7) Any advice for actors/stunt people, new or not so new? Warnings? First thought would be that everyone, regardless of the role or position on crew is extremely important to the team! Treat everyone the same, The Film/Television network is pretty small, you never know who you will work with again or end up hoping to work for. I know it was hard for me at the beginning of my career to really come to grips with the fact that I will NOT be the right fit for every role. That doesn’t mean you can’t play or act out every role. Sometimes it’s as simple as the writer/director created this character with a person in their head, as many of us do reading a book, and they are looking for a great actor that is also that person they wrote about.

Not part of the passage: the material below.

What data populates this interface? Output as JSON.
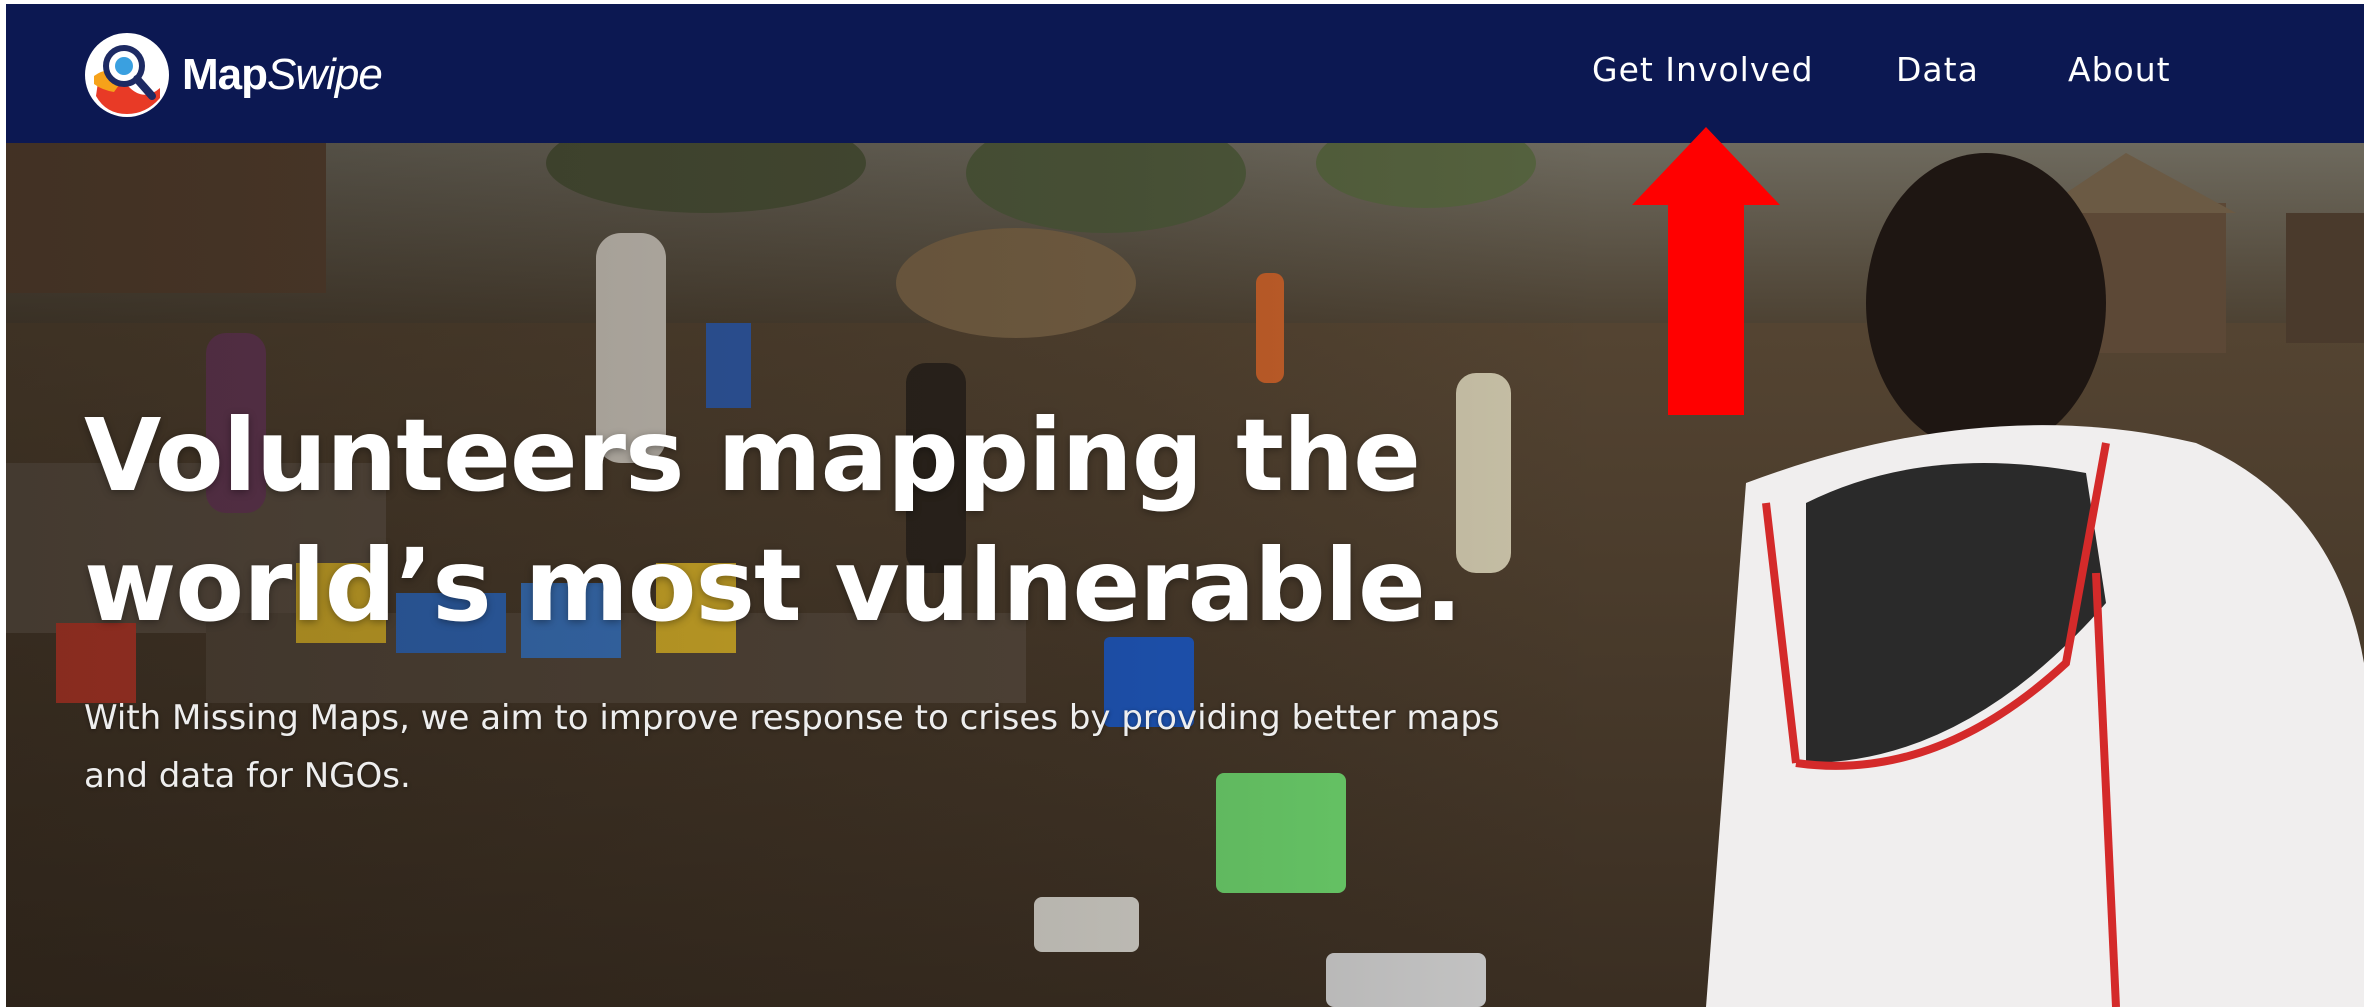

Every No is a step closer to the next YES. You will be turned down, a lot, picked apart for things you couldn’t change if you wanted to. Always audition as if that’s your job, your only job that day, ENJOY IT! The casting directors have heard the same thing hundreds of times that day. Walk in, make a strong choice, be confident, and show them the reason you love this job is because you would be in the scene 100% if you were on set. Then forget about the role, completely, and look for the next audition. Don’t drive yourself nuts because, again, you will not be the right fit for every role. But please don’t let the No’s get to you. Enjoy the audition and if you don’t hear back, you’re another step closer to the role that was written just for you.
Thank you so much for asking me to do this interview. I am very proud of these films and thankful for the colleagues I have had the chance to create with! We only hope that you will enjoy the ride as we share our stories.